Provided entries
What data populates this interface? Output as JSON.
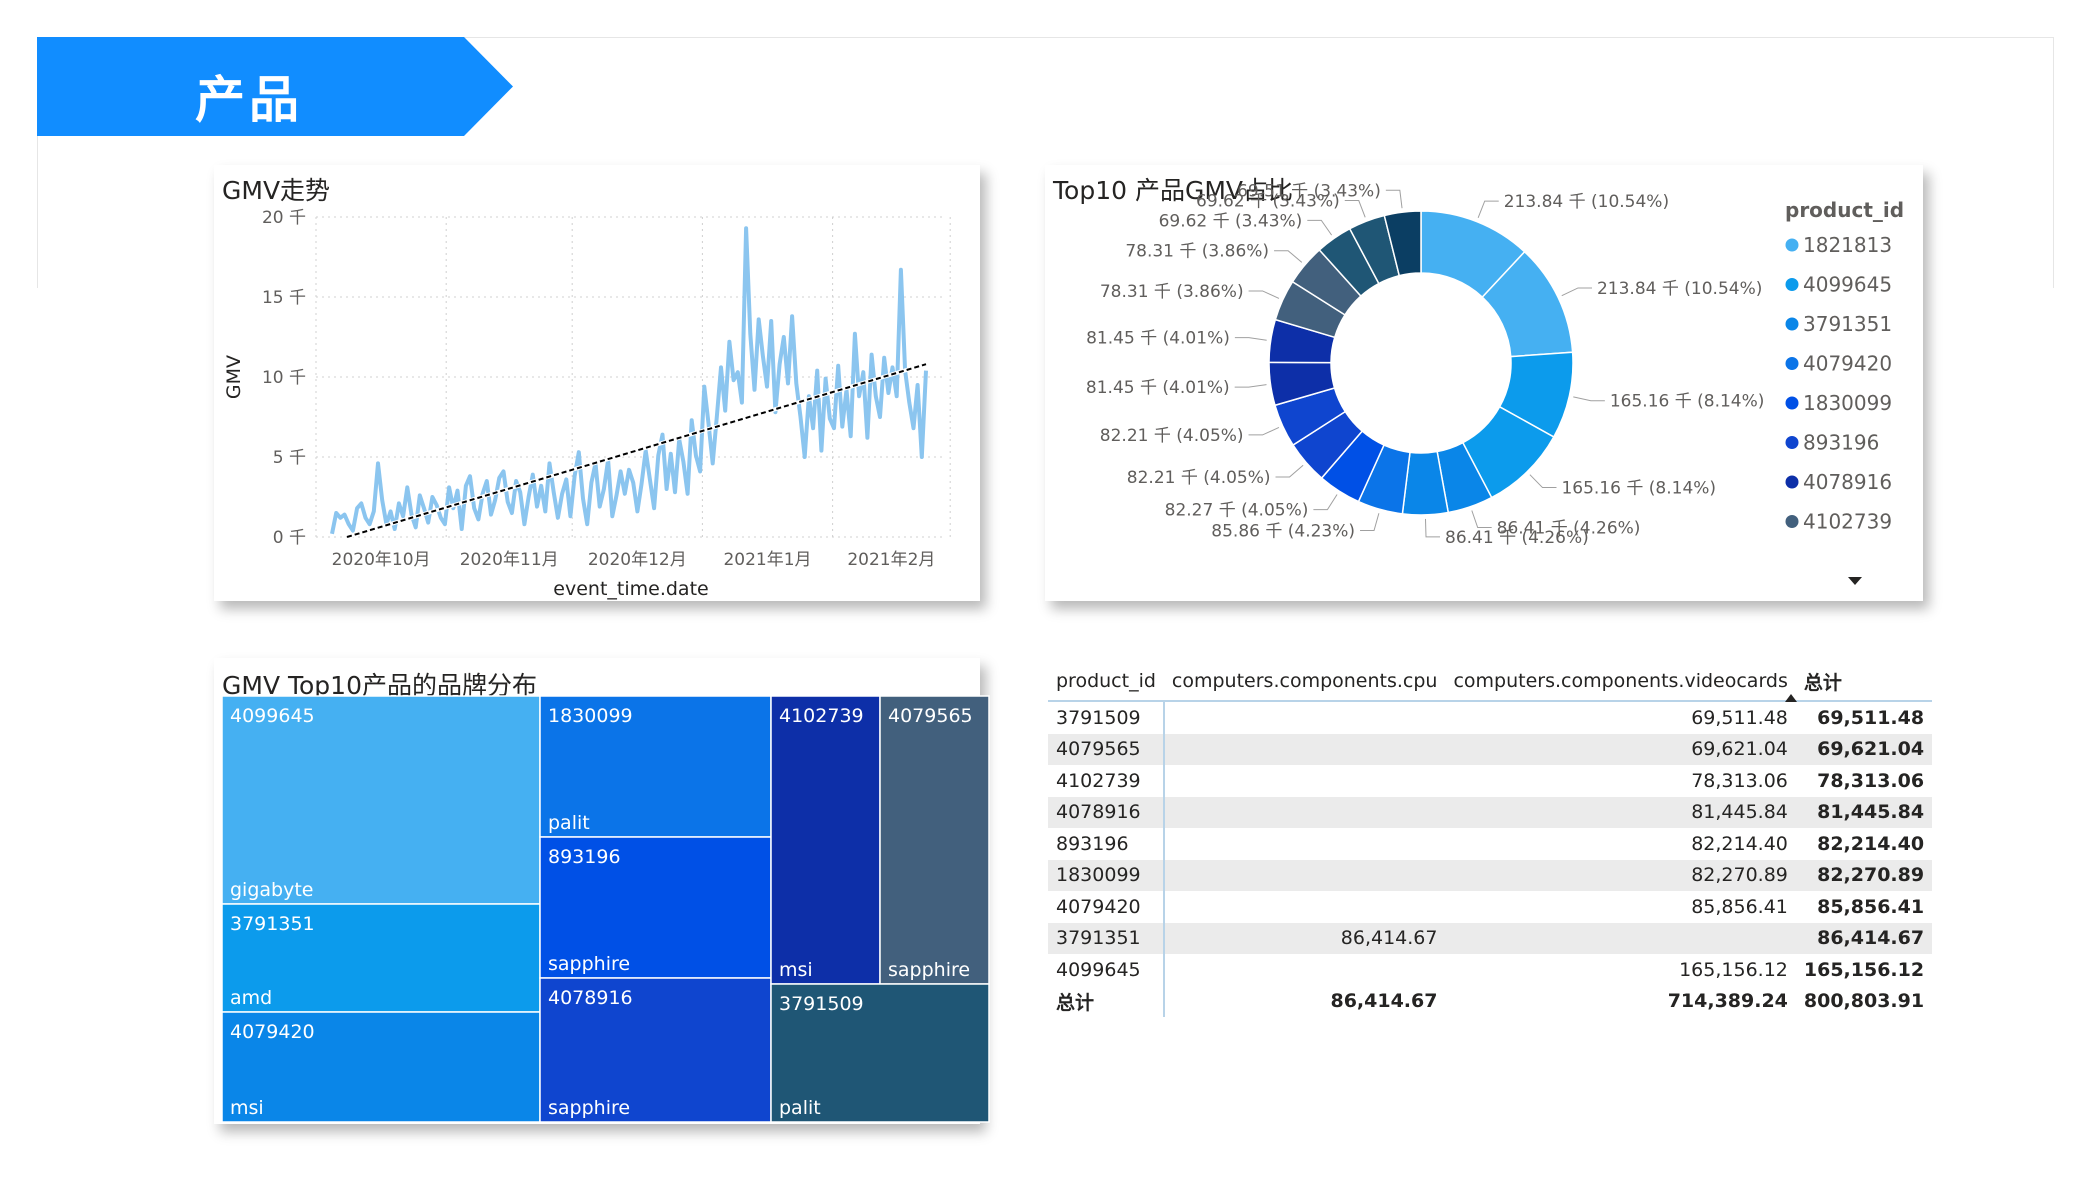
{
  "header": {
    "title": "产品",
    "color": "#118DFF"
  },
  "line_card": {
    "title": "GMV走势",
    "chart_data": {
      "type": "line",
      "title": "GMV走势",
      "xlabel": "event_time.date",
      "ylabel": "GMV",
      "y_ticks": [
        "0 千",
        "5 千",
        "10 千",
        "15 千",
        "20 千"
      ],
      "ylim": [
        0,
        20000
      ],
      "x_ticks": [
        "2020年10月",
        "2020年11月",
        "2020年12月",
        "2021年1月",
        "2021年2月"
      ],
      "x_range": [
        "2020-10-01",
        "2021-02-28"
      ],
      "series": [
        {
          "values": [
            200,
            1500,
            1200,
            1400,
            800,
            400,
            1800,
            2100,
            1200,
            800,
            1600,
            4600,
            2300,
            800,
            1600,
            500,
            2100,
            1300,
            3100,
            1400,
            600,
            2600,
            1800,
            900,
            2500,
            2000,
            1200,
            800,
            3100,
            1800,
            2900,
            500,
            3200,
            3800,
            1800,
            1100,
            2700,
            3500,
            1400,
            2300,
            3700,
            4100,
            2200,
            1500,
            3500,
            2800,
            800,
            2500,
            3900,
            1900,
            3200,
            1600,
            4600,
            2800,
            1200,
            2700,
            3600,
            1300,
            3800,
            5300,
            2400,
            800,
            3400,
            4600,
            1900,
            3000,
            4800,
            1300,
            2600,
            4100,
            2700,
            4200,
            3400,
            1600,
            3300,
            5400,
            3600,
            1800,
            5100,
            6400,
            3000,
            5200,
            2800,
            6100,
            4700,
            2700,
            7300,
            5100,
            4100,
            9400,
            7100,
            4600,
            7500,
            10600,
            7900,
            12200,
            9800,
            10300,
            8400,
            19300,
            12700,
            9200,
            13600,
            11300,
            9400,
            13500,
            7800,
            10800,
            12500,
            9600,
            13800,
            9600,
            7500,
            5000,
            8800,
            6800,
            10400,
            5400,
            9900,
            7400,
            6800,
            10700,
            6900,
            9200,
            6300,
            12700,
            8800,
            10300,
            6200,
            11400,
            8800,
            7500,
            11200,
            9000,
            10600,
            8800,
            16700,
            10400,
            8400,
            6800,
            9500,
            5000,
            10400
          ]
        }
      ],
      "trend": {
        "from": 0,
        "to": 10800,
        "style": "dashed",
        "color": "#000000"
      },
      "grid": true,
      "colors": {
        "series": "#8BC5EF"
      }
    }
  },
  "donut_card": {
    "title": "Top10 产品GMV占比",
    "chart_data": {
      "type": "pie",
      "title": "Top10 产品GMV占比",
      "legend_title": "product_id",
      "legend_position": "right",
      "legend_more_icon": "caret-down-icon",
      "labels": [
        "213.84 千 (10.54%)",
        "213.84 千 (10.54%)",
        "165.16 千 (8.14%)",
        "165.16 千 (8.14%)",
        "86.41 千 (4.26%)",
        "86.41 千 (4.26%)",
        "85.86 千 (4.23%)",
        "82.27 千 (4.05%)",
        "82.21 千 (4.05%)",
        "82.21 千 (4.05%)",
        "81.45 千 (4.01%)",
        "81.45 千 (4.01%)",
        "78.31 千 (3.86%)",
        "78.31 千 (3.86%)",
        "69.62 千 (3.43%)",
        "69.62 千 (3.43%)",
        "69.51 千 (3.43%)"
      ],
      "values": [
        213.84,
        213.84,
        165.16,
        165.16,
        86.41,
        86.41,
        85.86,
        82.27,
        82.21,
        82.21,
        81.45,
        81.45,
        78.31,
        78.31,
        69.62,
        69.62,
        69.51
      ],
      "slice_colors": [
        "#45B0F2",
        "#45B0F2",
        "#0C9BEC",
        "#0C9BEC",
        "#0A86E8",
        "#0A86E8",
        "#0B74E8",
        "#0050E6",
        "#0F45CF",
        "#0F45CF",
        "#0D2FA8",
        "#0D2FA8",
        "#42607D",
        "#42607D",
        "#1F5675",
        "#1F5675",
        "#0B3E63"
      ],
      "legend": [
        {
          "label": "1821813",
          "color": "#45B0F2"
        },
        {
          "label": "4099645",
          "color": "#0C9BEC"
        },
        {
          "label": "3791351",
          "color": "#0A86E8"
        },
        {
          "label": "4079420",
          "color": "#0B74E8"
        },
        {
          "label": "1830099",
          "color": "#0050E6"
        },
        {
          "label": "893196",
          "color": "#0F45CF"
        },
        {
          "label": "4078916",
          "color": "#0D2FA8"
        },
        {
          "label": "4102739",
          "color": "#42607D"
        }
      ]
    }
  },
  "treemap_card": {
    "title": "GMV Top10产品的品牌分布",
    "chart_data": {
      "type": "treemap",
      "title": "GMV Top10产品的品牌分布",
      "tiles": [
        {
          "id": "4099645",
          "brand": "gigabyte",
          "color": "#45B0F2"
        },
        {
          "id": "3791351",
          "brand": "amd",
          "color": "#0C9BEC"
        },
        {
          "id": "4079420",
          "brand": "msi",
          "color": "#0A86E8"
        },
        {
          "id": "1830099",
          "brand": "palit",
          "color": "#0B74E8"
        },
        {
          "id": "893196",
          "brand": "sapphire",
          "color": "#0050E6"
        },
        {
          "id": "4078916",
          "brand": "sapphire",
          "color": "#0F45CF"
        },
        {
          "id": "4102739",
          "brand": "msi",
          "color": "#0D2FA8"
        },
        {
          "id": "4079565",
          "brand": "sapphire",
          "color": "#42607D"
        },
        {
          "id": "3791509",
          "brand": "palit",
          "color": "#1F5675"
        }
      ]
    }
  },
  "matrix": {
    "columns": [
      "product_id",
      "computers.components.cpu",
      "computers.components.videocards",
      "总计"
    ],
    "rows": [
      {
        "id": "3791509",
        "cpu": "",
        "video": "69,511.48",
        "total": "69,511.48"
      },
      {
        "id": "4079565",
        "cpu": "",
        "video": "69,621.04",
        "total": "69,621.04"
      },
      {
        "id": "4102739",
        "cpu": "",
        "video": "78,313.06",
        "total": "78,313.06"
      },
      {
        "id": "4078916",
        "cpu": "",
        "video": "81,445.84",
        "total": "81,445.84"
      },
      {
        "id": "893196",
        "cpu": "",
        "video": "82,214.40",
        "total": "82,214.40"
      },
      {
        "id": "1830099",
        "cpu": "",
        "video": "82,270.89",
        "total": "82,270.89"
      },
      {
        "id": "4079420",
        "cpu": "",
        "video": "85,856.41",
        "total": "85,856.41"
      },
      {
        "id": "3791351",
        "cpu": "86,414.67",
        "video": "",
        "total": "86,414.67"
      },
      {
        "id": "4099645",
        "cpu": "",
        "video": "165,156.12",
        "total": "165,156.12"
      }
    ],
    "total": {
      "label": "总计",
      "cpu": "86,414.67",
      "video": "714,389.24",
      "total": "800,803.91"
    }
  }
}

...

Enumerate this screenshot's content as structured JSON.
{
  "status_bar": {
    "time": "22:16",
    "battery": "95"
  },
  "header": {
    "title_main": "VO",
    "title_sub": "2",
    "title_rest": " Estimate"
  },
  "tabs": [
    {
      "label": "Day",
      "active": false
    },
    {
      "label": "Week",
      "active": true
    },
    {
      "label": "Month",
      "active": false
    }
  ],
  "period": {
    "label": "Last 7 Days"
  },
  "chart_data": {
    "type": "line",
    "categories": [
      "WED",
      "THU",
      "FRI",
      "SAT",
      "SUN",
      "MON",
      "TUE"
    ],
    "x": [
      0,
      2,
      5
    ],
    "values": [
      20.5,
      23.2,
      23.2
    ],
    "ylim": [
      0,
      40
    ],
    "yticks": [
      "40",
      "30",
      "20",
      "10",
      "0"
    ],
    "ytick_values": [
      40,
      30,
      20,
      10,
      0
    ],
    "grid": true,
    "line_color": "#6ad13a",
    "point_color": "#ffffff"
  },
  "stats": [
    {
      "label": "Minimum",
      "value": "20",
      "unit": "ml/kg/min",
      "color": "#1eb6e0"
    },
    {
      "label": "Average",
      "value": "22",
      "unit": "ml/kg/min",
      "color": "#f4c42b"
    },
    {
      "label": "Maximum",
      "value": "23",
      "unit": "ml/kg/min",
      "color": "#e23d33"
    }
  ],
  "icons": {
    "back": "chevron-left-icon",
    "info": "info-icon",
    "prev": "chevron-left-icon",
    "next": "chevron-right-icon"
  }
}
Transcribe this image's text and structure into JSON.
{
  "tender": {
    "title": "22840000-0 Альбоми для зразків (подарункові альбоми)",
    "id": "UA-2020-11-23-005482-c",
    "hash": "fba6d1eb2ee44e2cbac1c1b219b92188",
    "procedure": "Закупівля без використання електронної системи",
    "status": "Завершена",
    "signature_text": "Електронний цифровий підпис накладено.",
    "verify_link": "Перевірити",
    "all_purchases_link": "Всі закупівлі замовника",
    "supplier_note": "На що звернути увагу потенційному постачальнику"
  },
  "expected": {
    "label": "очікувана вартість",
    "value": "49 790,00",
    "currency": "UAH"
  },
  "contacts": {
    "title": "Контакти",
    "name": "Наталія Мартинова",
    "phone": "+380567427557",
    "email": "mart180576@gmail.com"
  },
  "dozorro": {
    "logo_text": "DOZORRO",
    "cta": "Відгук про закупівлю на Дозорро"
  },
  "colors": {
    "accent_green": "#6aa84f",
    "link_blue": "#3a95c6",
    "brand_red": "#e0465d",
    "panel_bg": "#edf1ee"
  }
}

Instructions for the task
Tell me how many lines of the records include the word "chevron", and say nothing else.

Answer box
3